Exercise description: Because the images are not wanted, restate every line below word for word without them.

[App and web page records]
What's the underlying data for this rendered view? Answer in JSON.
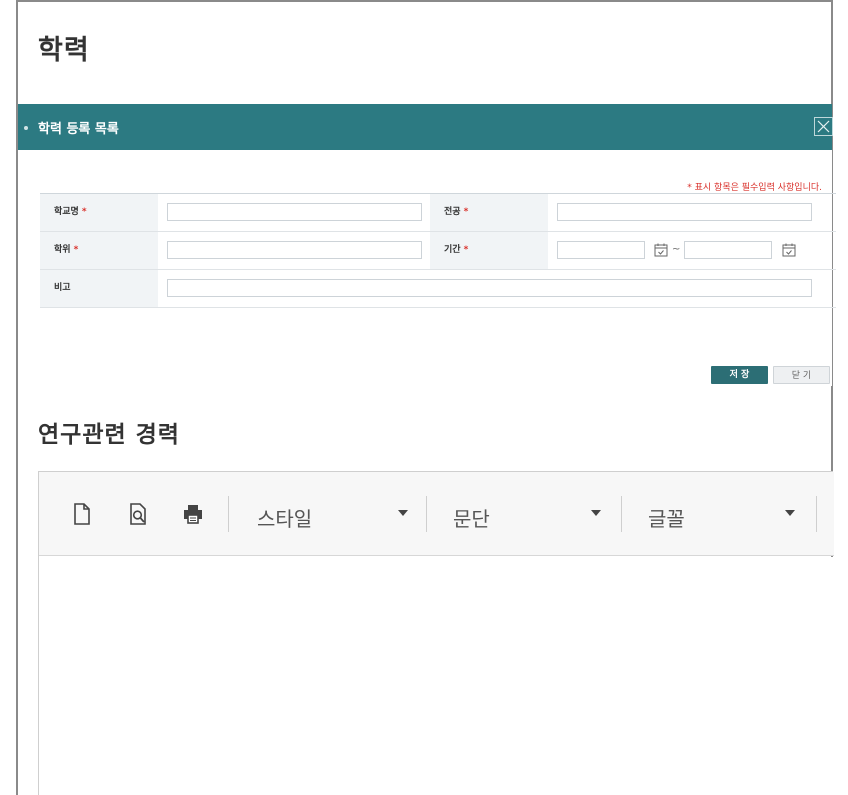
{
  "page": {
    "title": "학력"
  },
  "modal": {
    "title": "학력 등록 목록",
    "required_note": "* 표시 항목은 필수입력 사항입니다.",
    "fields": {
      "school_label": "학교명",
      "major_label": "전공",
      "degree_label": "학위",
      "period_label": "기간",
      "remarks_label": "비고",
      "required_mark": "*",
      "tilde": "~",
      "school_value": "",
      "major_value": "",
      "degree_value": "",
      "period_start": "",
      "period_end": "",
      "remarks_value": ""
    },
    "buttons": {
      "save": "저 장",
      "close": "닫 기"
    }
  },
  "research": {
    "title": "연구관련 경력",
    "toolbar": {
      "style_label": "스타일",
      "paragraph_label": "문단",
      "font_label": "글꼴"
    }
  },
  "colors": {
    "header": "#2c7a82",
    "save_button": "#2c6e75",
    "required": "#d9312b"
  }
}
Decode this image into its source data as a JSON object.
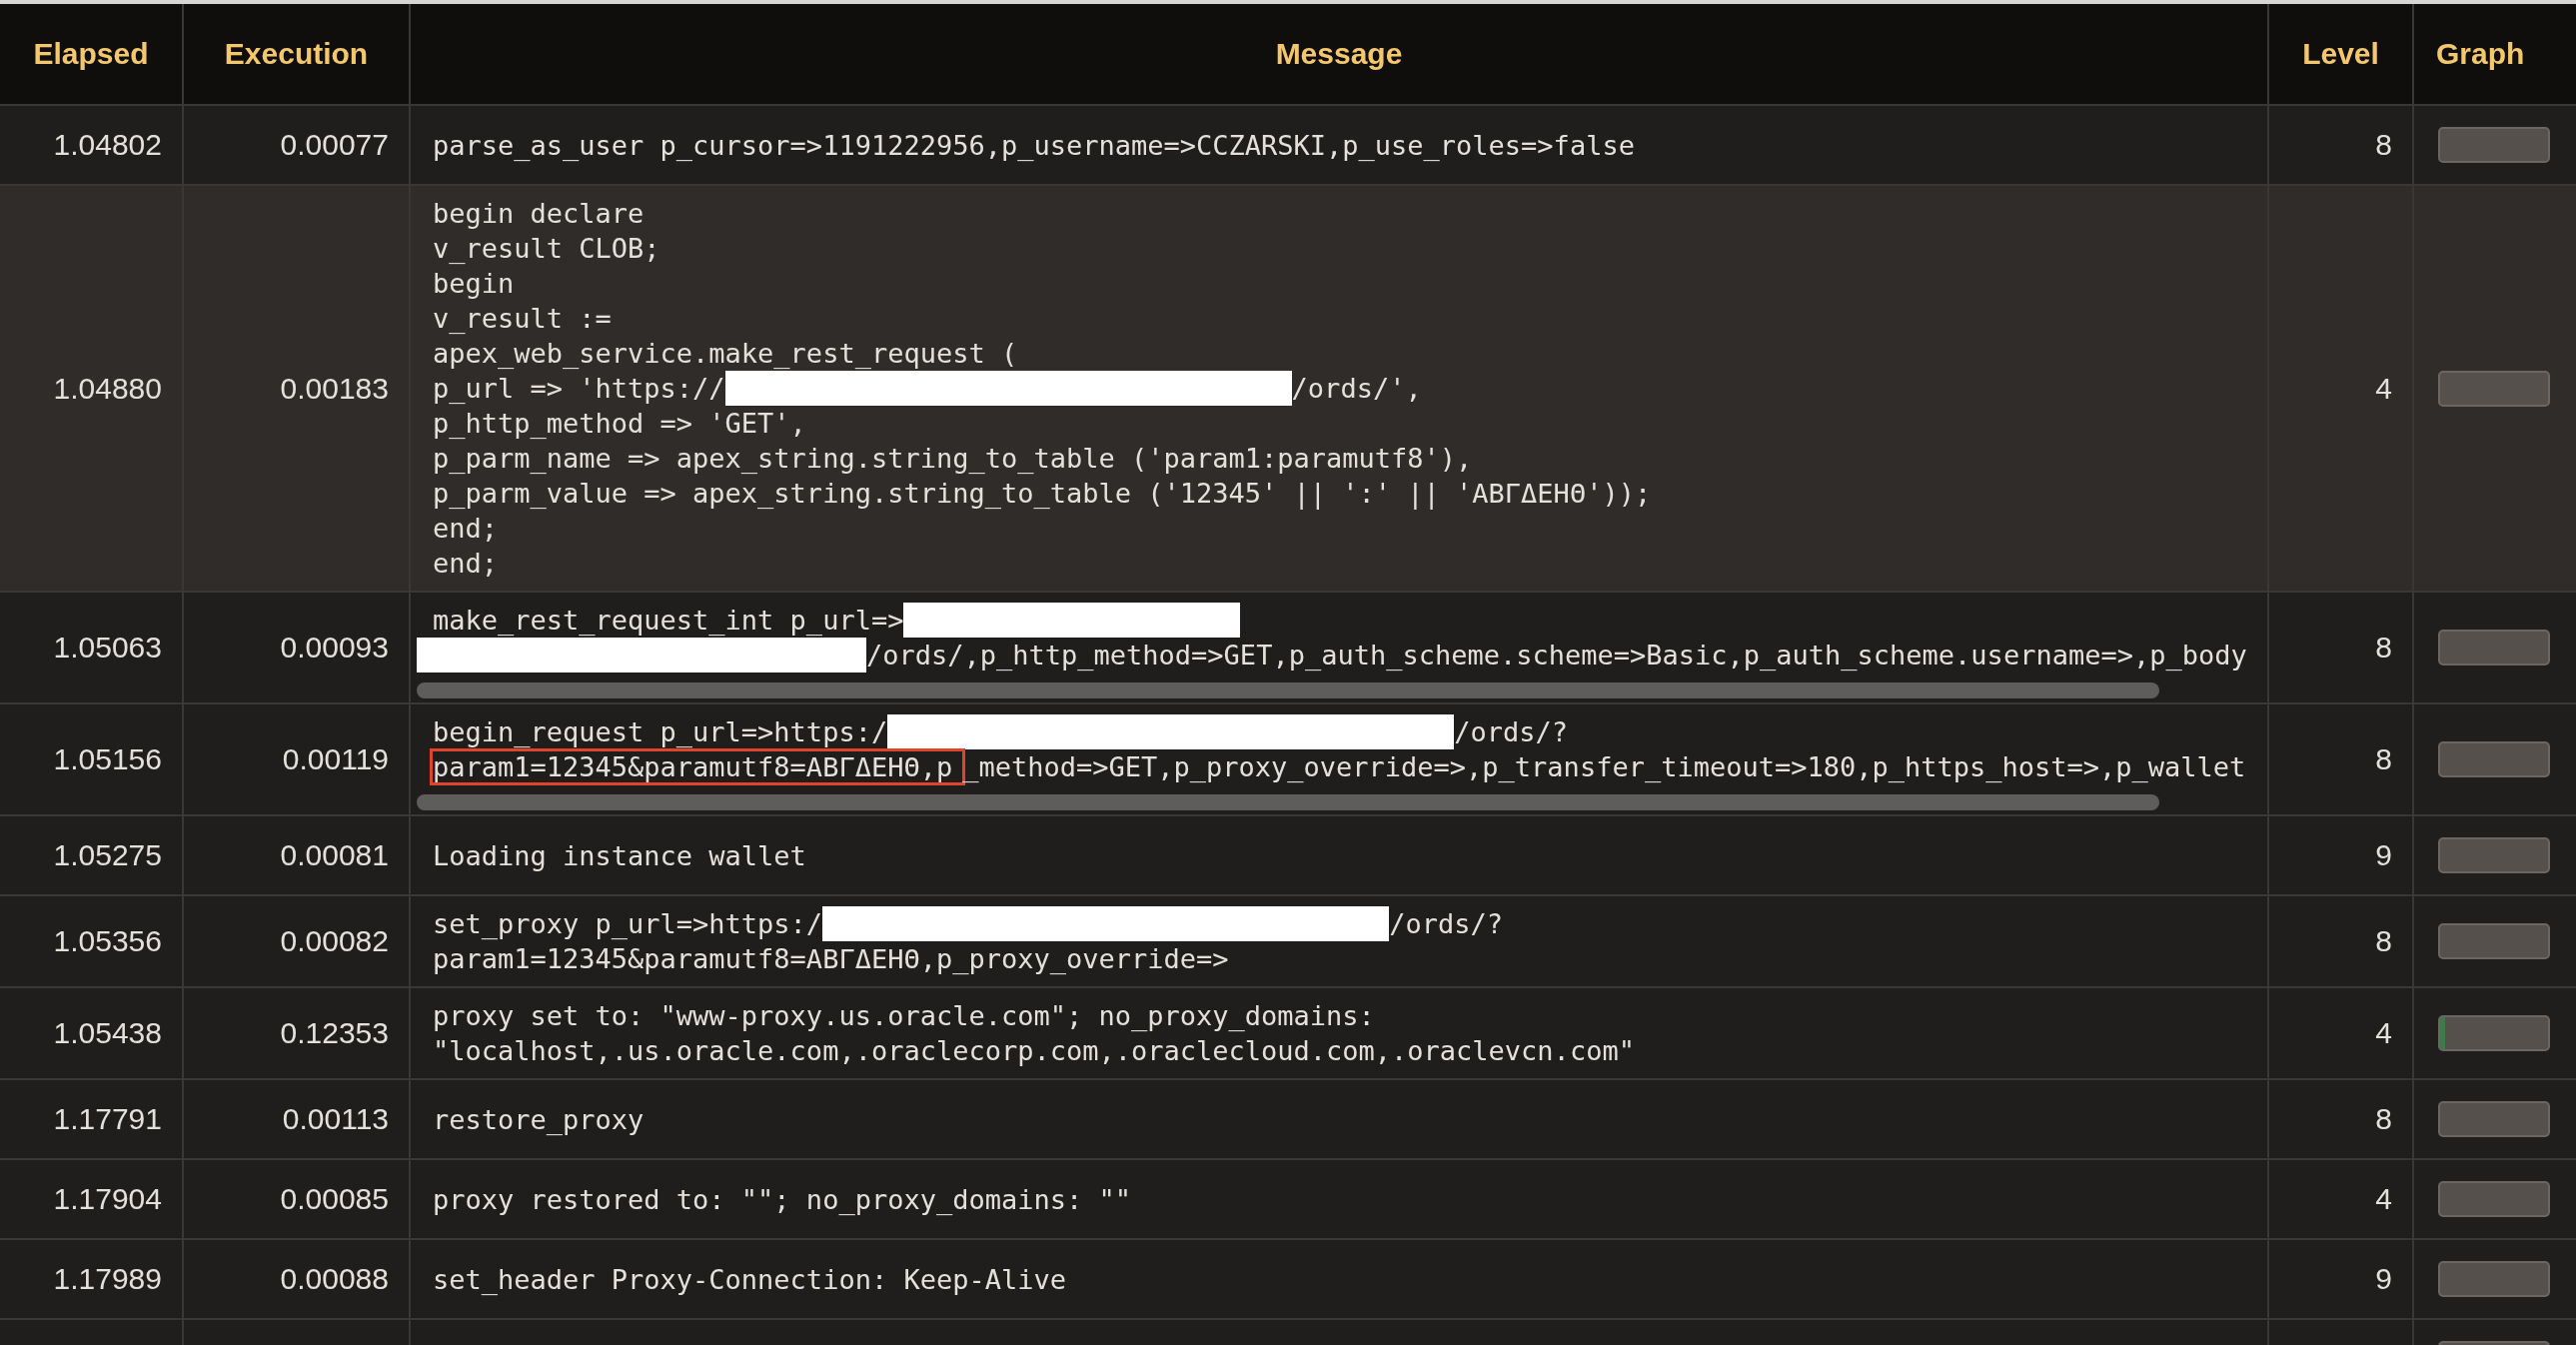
{
  "table": {
    "columns": [
      "Elapsed",
      "Execution",
      "Message",
      "Level",
      "Graph"
    ],
    "rows": [
      {
        "elapsed": "1.04802",
        "execution": "0.00077",
        "hovered": false,
        "scrollable": false,
        "message": [
          [
            {
              "kind": "text",
              "text": "parse_as_user p_cursor=>1191222956,p_username=>CCZARSKI,p_use_roles=>false"
            }
          ]
        ],
        "level_text": "8"
      },
      {
        "elapsed": "1.04880",
        "execution": "0.00183",
        "hovered": true,
        "scrollable": false,
        "message": [
          [
            {
              "kind": "text",
              "text": "begin declare"
            }
          ],
          [
            {
              "kind": "text",
              "text": "v_result CLOB;"
            }
          ],
          [
            {
              "kind": "text",
              "text": "begin"
            }
          ],
          [
            {
              "kind": "text",
              "text": "v_result :="
            }
          ],
          [
            {
              "kind": "text",
              "text": "apex_web_service.make_rest_request ("
            }
          ],
          [
            {
              "kind": "text",
              "text": "p_url => 'https://"
            },
            {
              "kind": "redacted"
            },
            {
              "kind": "text",
              "text": "/ords/',"
            }
          ],
          [
            {
              "kind": "text",
              "text": "p_http_method => 'GET',"
            }
          ],
          [
            {
              "kind": "text",
              "text": "p_parm_name => apex_string.string_to_table ('param1:paramutf8'),"
            }
          ],
          [
            {
              "kind": "text",
              "text": "p_parm_value => apex_string.string_to_table ('12345' || ':' || 'ΑΒΓΔΕΗΘ'));"
            }
          ],
          [
            {
              "kind": "text",
              "text": "end;"
            }
          ],
          [
            {
              "kind": "text",
              "text": "end;"
            }
          ]
        ],
        "level_text": "4"
      },
      {
        "elapsed": "1.05063",
        "execution": "0.00093",
        "hovered": false,
        "scrollable": true,
        "message": [
          [
            {
              "kind": "text",
              "text": "make_rest_request_int p_url=>"
            },
            {
              "kind": "redacted_short"
            }
          ],
          [
            {
              "kind": "redacted_medium"
            },
            {
              "kind": "text",
              "text": "/ords/,p_http_method=>GET,p_auth_scheme.scheme=>Basic,p_auth_scheme.username=>,p_body"
            }
          ]
        ],
        "level_text": "8"
      },
      {
        "elapsed": "1.05156",
        "execution": "0.00119",
        "hovered": false,
        "scrollable": true,
        "message": [
          [
            {
              "kind": "text",
              "text": "begin_request p_url=>https:/"
            },
            {
              "kind": "redacted"
            },
            {
              "kind": "text",
              "text": "/ords/?"
            }
          ],
          [
            {
              "kind": "highlight",
              "text": "param1=12345&paramutf8=ΑΒΓΔΕΗΘ,p"
            },
            {
              "kind": "text",
              "text": "_method=>GET,p_proxy_override=>,p_transfer_timeout=>180,p_https_host=>,p_wallet"
            }
          ]
        ],
        "level_text": "8"
      },
      {
        "elapsed": "1.05275",
        "execution": "0.00081",
        "hovered": false,
        "scrollable": false,
        "message": [
          [
            {
              "kind": "text",
              "text": "Loading instance wallet"
            }
          ]
        ],
        "level_text": "9"
      },
      {
        "elapsed": "1.05356",
        "execution": "0.00082",
        "hovered": false,
        "scrollable": false,
        "message": [
          [
            {
              "kind": "text",
              "text": "set_proxy p_url=>https:/"
            },
            {
              "kind": "redacted"
            },
            {
              "kind": "text",
              "text": "/ords/?"
            }
          ],
          [
            {
              "kind": "text",
              "text": "param1=12345&paramutf8=ΑΒΓΔΕΗΘ,p_proxy_override=>"
            }
          ]
        ],
        "level_text": "8"
      },
      {
        "elapsed": "1.05438",
        "execution": "0.12353",
        "hovered": false,
        "scrollable": false,
        "message": [
          [
            {
              "kind": "text",
              "text": "proxy set to: \"www-proxy.us.oracle.com\"; no_proxy_domains:"
            }
          ],
          [
            {
              "kind": "text",
              "text": "\"localhost,.us.oracle.com,.oraclecorp.com,.oraclecloud.com,.oraclevcn.com\""
            }
          ]
        ],
        "level_text": "4",
        "graph": {
          "level": 0.05
        }
      },
      {
        "elapsed": "1.17791",
        "execution": "0.00113",
        "hovered": false,
        "scrollable": false,
        "message": [
          [
            {
              "kind": "text",
              "text": "restore_proxy"
            }
          ]
        ],
        "level_text": "8"
      },
      {
        "elapsed": "1.17904",
        "execution": "0.00085",
        "hovered": false,
        "scrollable": false,
        "message": [
          [
            {
              "kind": "text",
              "text": "proxy restored to: \"\"; no_proxy_domains: \"\""
            }
          ]
        ],
        "level_text": "4"
      },
      {
        "elapsed": "1.17989",
        "execution": "0.00088",
        "hovered": false,
        "scrollable": false,
        "message": [
          [
            {
              "kind": "text",
              "text": "set_header Proxy-Connection: Keep-Alive"
            }
          ]
        ],
        "level_text": "9"
      },
      {
        "hovered": false,
        "scrollable": false
      }
    ]
  }
}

Exercise output:
What's the underlying data for this rendered view? Answer in JSON.
{
  "page": {
    "title": "학력"
  },
  "modal": {
    "title": "학력 등록 목록",
    "required_note": "* 표시 항목은 필수입력 사항입니다.",
    "fields": {
      "school_label": "학교명",
      "major_label": "전공",
      "degree_label": "학위",
      "period_label": "기간",
      "remarks_label": "비고",
      "required_mark": "*",
      "tilde": "~",
      "school_value": "",
      "major_value": "",
      "degree_value": "",
      "period_start": "",
      "period_end": "",
      "remarks_value": ""
    },
    "buttons": {
      "save": "저 장",
      "close": "닫 기"
    }
  },
  "research": {
    "title": "연구관련 경력",
    "toolbar": {
      "style_label": "스타일",
      "paragraph_label": "문단",
      "font_label": "글꼴"
    }
  },
  "colors": {
    "header": "#2c7a82",
    "save_button": "#2c6e75",
    "required": "#d9312b"
  }
}
Decode this image into its source data as a JSON object.
{
  "table": {
    "columns": [
      "Elapsed",
      "Execution",
      "Message",
      "Level",
      "Graph"
    ],
    "rows": [
      {
        "elapsed": "1.04802",
        "execution": "0.00077",
        "hovered": false,
        "scrollable": false,
        "message": [
          [
            {
              "kind": "text",
              "text": "parse_as_user p_cursor=>1191222956,p_username=>CCZARSKI,p_use_roles=>false"
            }
          ]
        ],
        "level_text": "8"
      },
      {
        "elapsed": "1.04880",
        "execution": "0.00183",
        "hovered": true,
        "scrollable": false,
        "message": [
          [
            {
              "kind": "text",
              "text": "begin declare"
            }
          ],
          [
            {
              "kind": "text",
              "text": "v_result CLOB;"
            }
          ],
          [
            {
              "kind": "text",
              "text": "begin"
            }
          ],
          [
            {
              "kind": "text",
              "text": "v_result :="
            }
          ],
          [
            {
              "kind": "text",
              "text": "apex_web_service.make_rest_request ("
            }
          ],
          [
            {
              "kind": "text",
              "text": "p_url => 'https://"
            },
            {
              "kind": "redacted"
            },
            {
              "kind": "text",
              "text": "/ords/',"
            }
          ],
          [
            {
              "kind": "text",
              "text": "p_http_method => 'GET',"
            }
          ],
          [
            {
              "kind": "text",
              "text": "p_parm_name => apex_string.string_to_table ('param1:paramutf8'),"
            }
          ],
          [
            {
              "kind": "text",
              "text": "p_parm_value => apex_string.string_to_table ('12345' || ':' || 'ΑΒΓΔΕΗΘ'));"
            }
          ],
          [
            {
              "kind": "text",
              "text": "end;"
            }
          ],
          [
            {
              "kind": "text",
              "text": "end;"
            }
          ]
        ],
        "level_text": "4"
      },
      {
        "elapsed": "1.05063",
        "execution": "0.00093",
        "hovered": false,
        "scrollable": true,
        "message": [
          [
            {
              "kind": "text",
              "text": "make_rest_request_int p_url=>"
            },
            {
              "kind": "redacted_short"
            }
          ],
          [
            {
              "kind": "redacted_medium"
            },
            {
              "kind": "text",
              "text": "/ords/,p_http_method=>GET,p_auth_scheme.scheme=>Basic,p_auth_scheme.username=>,p_body"
            }
          ]
        ],
        "level_text": "8"
      },
      {
        "elapsed": "1.05156",
        "execution": "0.00119",
        "hovered": false,
        "scrollable": true,
        "message": [
          [
            {
              "kind": "text",
              "text": "begin_request p_url=>https:/"
            },
            {
              "kind": "redacted"
            },
            {
              "kind": "text",
              "text": "/ords/?"
            }
          ],
          [
            {
              "kind": "highlight",
              "text": "param1=12345&paramutf8=ΑΒΓΔΕΗΘ,p"
            },
            {
              "kind": "text",
              "text": "_method=>GET,p_proxy_override=>,p_transfer_timeout=>180,p_https_host=>,p_wallet"
            }
          ]
        ],
        "level_text": "8"
      },
      {
        "elapsed": "1.05275",
        "execution": "0.00081",
        "hovered": false,
        "scrollable": false,
        "message": [
          [
            {
              "kind": "text",
              "text": "Loading instance wallet"
            }
          ]
        ],
        "level_text": "9"
      },
      {
        "elapsed": "1.05356",
        "execution": "0.00082",
        "hovered": false,
        "scrollable": false,
        "message": [
          [
            {
              "kind": "text",
              "text": "set_proxy p_url=>https:/"
            },
            {
              "kind": "redacted"
            },
            {
              "kind": "text",
              "text": "/ords/?"
            }
          ],
          [
            {
              "kind": "text",
              "text": "param1=12345&paramutf8=ΑΒΓΔΕΗΘ,p_proxy_override=>"
            }
          ]
        ],
        "level_text": "8"
      },
      {
        "elapsed": "1.05438",
        "execution": "0.12353",
        "hovered": false,
        "scrollable": false,
        "message": [
          [
            {
              "kind": "text",
              "text": "proxy set to: \"www-proxy.us.oracle.com\"; no_proxy_domains:"
            }
          ],
          [
            {
              "kind": "text",
              "text": "\"localhost,.us.oracle.com,.oraclecorp.com,.oraclecloud.com,.oraclevcn.com\""
            }
          ]
        ],
        "level_text": "4",
        "graph": {
          "level": 0.05
        }
      },
      {
        "elapsed": "1.17791",
        "execution": "0.00113",
        "hovered": false,
        "scrollable": false,
        "message": [
          [
            {
              "kind": "text",
              "text": "restore_proxy"
            }
          ]
        ],
        "level_text": "8"
      },
      {
        "elapsed": "1.17904",
        "execution": "0.00085",
        "hovered": false,
        "scrollable": false,
        "message": [
          [
            {
              "kind": "text",
              "text": "proxy restored to: \"\"; no_proxy_domains: \"\""
            }
          ]
        ],
        "level_text": "4"
      },
      {
        "elapsed": "1.17989",
        "execution": "0.00088",
        "hovered": false,
        "scrollable": false,
        "message": [
          [
            {
              "kind": "text",
              "text": "set_header Proxy-Connection: Keep-Alive"
            }
          ]
        ],
        "level_text": "9"
      },
      {
        "hovered": false,
        "scrollable": false
      }
    ]
  }
}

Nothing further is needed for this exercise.